TASK BRIEF => Word for word, return the entries listed below.

RECORDS FOR PROCESSING =>
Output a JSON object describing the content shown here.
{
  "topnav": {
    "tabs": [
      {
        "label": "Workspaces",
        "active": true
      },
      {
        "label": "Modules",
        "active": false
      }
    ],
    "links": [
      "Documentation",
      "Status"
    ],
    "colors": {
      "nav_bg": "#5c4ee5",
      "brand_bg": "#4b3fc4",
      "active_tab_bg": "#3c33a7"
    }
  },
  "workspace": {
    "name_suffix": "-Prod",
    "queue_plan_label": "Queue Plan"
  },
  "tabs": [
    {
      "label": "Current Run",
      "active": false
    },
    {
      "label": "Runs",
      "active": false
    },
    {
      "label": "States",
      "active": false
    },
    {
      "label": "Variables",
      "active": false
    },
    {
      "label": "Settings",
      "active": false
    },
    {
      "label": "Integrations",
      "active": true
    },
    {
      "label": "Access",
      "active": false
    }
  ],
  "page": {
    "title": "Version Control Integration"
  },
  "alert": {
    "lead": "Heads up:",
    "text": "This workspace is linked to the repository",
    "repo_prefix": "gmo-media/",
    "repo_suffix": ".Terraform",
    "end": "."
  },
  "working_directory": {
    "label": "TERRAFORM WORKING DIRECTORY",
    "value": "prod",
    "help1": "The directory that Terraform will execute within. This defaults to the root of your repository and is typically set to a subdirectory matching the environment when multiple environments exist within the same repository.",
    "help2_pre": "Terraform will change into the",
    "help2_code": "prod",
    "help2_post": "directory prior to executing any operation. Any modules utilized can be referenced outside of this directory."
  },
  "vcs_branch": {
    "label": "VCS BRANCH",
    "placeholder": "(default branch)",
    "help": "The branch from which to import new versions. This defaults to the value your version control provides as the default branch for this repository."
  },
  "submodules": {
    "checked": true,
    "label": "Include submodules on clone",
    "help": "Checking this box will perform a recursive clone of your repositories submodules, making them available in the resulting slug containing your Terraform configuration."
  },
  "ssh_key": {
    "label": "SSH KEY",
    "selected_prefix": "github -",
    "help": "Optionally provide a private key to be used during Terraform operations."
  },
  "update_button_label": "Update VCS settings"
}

YOUR RESPONSE =>
Output a JSON object describing the content shown here.
{
  "topnav": {
    "tabs": [
      {
        "label": "Workspaces",
        "active": true
      },
      {
        "label": "Modules",
        "active": false
      }
    ],
    "links": [
      "Documentation",
      "Status"
    ],
    "colors": {
      "nav_bg": "#5c4ee5",
      "brand_bg": "#4b3fc4",
      "active_tab_bg": "#3c33a7"
    }
  },
  "workspace": {
    "name_suffix": "-Prod",
    "queue_plan_label": "Queue Plan"
  },
  "tabs": [
    {
      "label": "Current Run",
      "active": false
    },
    {
      "label": "Runs",
      "active": false
    },
    {
      "label": "States",
      "active": false
    },
    {
      "label": "Variables",
      "active": false
    },
    {
      "label": "Settings",
      "active": false
    },
    {
      "label": "Integrations",
      "active": true
    },
    {
      "label": "Access",
      "active": false
    }
  ],
  "page": {
    "title": "Version Control Integration"
  },
  "alert": {
    "lead": "Heads up:",
    "text": "This workspace is linked to the repository",
    "repo_prefix": "gmo-media/",
    "repo_suffix": ".Terraform",
    "end": "."
  },
  "working_directory": {
    "label": "TERRAFORM WORKING DIRECTORY",
    "value": "prod",
    "help1": "The directory that Terraform will execute within. This defaults to the root of your repository and is typically set to a subdirectory matching the environment when multiple environments exist within the same repository.",
    "help2_pre": "Terraform will change into the",
    "help2_code": "prod",
    "help2_post": "directory prior to executing any operation. Any modules utilized can be referenced outside of this directory."
  },
  "vcs_branch": {
    "label": "VCS BRANCH",
    "placeholder": "(default branch)",
    "help": "The branch from which to import new versions. This defaults to the value your version control provides as the default branch for this repository."
  },
  "submodules": {
    "checked": true,
    "label": "Include submodules on clone",
    "help": "Checking this box will perform a recursive clone of your repositories submodules, making them available in the resulting slug containing your Terraform configuration."
  },
  "ssh_key": {
    "label": "SSH KEY",
    "selected_prefix": "github -",
    "help": "Optionally provide a private key to be used during Terraform operations."
  },
  "update_button_label": "Update VCS settings"
}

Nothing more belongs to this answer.